|The "historical" trappist breweries|
The abbey of Mariawald
The year 1480 is regarded as that of the real foundation of the monastery which was built, at the time, by Cistercians. During more than three centuries, the monks dealt with the pilgrims of passage. The monastery knew its first vicissitudes in 1795, when the French revolution undertook to drive them out of their monastery. However, the monks succeeded in preserving the famous altar from Antwerp and saving it from being destroyed.

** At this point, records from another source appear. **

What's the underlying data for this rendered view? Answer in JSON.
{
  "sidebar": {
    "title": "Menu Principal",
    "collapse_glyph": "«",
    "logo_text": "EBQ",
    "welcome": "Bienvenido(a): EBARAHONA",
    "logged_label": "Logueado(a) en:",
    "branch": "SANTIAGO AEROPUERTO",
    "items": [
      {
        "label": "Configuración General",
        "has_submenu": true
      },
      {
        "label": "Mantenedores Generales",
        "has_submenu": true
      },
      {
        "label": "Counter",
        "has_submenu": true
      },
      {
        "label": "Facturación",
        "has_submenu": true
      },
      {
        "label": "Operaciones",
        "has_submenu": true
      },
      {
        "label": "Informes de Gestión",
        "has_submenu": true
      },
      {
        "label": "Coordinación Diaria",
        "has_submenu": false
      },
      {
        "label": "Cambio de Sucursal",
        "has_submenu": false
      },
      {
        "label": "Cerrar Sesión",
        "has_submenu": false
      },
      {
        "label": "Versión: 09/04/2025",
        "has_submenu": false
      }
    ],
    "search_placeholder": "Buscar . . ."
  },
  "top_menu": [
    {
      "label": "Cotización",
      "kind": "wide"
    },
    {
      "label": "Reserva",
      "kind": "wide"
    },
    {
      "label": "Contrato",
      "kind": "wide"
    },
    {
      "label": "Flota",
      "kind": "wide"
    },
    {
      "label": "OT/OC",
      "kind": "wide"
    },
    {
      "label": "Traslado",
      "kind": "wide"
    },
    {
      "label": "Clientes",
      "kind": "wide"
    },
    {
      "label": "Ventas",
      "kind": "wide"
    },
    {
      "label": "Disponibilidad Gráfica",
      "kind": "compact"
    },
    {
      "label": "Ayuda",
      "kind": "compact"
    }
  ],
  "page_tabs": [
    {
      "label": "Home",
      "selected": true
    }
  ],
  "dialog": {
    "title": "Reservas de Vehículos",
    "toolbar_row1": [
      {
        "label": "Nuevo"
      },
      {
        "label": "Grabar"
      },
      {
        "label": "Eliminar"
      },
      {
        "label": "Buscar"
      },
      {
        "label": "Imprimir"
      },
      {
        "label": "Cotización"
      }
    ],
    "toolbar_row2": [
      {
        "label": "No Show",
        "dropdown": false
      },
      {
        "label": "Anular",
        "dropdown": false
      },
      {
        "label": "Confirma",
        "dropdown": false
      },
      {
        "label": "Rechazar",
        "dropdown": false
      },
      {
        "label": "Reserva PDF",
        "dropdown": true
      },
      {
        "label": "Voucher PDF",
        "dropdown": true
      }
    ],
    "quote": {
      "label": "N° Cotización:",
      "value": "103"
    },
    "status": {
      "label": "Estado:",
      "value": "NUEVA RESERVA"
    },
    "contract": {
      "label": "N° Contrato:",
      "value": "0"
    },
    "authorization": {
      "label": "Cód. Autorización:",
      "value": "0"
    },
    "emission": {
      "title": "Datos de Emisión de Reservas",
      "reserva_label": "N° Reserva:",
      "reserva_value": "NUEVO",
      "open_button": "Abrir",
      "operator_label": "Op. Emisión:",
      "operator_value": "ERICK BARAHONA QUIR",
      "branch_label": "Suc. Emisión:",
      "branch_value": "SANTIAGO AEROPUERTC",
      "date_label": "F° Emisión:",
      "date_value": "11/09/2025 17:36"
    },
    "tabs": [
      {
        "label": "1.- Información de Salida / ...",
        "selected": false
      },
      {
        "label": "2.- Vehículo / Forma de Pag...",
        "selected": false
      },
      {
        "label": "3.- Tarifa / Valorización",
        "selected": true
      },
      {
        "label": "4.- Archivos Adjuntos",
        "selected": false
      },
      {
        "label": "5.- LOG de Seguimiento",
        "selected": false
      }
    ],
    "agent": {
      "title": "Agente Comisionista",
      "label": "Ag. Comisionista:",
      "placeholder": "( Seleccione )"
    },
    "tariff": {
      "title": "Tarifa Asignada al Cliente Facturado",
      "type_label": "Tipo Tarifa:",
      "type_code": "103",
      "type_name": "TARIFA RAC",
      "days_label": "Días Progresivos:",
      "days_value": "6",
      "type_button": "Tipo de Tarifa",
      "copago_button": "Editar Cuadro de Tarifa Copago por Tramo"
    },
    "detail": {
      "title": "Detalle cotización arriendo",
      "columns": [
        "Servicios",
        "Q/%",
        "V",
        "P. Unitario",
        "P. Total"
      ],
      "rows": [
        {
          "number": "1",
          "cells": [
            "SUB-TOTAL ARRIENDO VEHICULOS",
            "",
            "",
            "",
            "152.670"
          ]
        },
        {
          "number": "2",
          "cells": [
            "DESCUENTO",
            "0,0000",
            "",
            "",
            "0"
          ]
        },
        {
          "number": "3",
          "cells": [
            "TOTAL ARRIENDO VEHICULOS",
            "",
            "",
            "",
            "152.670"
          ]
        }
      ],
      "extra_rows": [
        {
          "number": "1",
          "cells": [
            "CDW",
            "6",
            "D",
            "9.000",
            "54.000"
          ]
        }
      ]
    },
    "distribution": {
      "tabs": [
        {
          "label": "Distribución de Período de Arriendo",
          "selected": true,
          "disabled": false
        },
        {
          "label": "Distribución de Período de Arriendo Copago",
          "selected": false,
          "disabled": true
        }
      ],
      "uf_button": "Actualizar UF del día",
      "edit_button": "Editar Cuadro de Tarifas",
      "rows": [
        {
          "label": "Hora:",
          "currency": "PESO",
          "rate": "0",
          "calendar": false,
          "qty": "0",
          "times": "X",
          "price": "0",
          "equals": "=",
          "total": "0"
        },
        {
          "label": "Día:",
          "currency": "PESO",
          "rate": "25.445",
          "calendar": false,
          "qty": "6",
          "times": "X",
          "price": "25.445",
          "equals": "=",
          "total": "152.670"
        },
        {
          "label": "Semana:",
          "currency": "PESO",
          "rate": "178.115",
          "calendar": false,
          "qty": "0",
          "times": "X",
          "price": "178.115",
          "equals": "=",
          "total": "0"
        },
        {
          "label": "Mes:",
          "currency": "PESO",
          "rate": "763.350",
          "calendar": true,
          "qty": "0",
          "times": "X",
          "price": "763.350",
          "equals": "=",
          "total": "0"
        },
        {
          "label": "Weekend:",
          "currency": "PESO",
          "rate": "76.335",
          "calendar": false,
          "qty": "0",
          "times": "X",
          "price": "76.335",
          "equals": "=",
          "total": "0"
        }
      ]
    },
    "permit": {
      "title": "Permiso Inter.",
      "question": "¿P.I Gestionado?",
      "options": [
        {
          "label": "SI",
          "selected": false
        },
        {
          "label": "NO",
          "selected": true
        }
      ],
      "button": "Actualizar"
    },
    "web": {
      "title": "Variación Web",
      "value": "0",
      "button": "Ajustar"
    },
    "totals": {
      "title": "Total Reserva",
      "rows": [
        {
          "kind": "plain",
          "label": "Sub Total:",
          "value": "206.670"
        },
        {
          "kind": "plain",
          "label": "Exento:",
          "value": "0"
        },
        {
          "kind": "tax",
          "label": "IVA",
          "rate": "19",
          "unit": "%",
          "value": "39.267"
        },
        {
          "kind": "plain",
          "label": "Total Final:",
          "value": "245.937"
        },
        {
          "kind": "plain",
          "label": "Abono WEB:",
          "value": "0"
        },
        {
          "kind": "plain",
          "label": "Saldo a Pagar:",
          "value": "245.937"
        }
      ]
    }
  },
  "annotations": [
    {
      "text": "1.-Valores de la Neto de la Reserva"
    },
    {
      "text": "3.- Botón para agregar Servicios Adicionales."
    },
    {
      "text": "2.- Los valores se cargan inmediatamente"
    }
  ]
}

After having passed between the hands of several owners, the monastery was finally repurchased by the Trappists of the abbey of Oelenberg in 1860, who undertook to rebuild it. Their work was stopped by the Prussian “Kulturkampf,” and between 1875 and 1887, the monks were no longer authorized to integrate the monastery. In spite of this prohibition, a small group of monks remained.
It was only in 1891 that the abbey church, built in the Gothic style, could be inaugurated. The rise of the monastery to the range of abbey occurred in 1909, and the monks could finally consider the future with a little more quietude. This was without counting on the national socialist movement, which in 1941 banished them for the third time of their history.
Returning to the monastery in 1945, the monks found it badly damaged. But the monks went back to work. The abbey of Mariawald has since accommodated a community of Trappist monks.
A brewery was installed within the abbey. The monks produced beer until approximately 1956, when problems of supply with raw materials and especially water obliged them to stop the production.